What the task asks →
Compute how many lines below contain the word "value" and respond with that number only.

Exercise input →
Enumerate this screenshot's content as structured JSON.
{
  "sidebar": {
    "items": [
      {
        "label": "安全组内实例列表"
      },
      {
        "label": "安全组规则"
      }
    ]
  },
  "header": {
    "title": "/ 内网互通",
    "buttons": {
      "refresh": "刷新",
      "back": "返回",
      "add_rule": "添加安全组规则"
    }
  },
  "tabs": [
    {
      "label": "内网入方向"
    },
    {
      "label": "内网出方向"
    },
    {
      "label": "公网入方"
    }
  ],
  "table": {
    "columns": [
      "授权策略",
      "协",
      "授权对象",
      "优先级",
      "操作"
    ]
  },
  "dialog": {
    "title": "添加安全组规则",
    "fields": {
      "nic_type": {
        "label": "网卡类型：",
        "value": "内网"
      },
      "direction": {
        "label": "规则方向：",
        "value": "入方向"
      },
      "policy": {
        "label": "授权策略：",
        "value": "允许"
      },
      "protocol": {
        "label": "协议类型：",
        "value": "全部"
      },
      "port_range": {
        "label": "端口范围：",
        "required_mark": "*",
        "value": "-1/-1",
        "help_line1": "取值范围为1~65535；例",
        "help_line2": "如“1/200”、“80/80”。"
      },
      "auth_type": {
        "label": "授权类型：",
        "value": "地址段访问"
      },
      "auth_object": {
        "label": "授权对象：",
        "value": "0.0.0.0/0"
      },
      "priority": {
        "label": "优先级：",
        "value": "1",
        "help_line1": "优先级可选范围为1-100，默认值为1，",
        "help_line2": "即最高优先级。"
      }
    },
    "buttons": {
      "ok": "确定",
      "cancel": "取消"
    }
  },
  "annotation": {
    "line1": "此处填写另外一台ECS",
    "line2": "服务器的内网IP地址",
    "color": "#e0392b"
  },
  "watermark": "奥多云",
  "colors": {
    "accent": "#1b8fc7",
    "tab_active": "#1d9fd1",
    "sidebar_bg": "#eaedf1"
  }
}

Reply →
8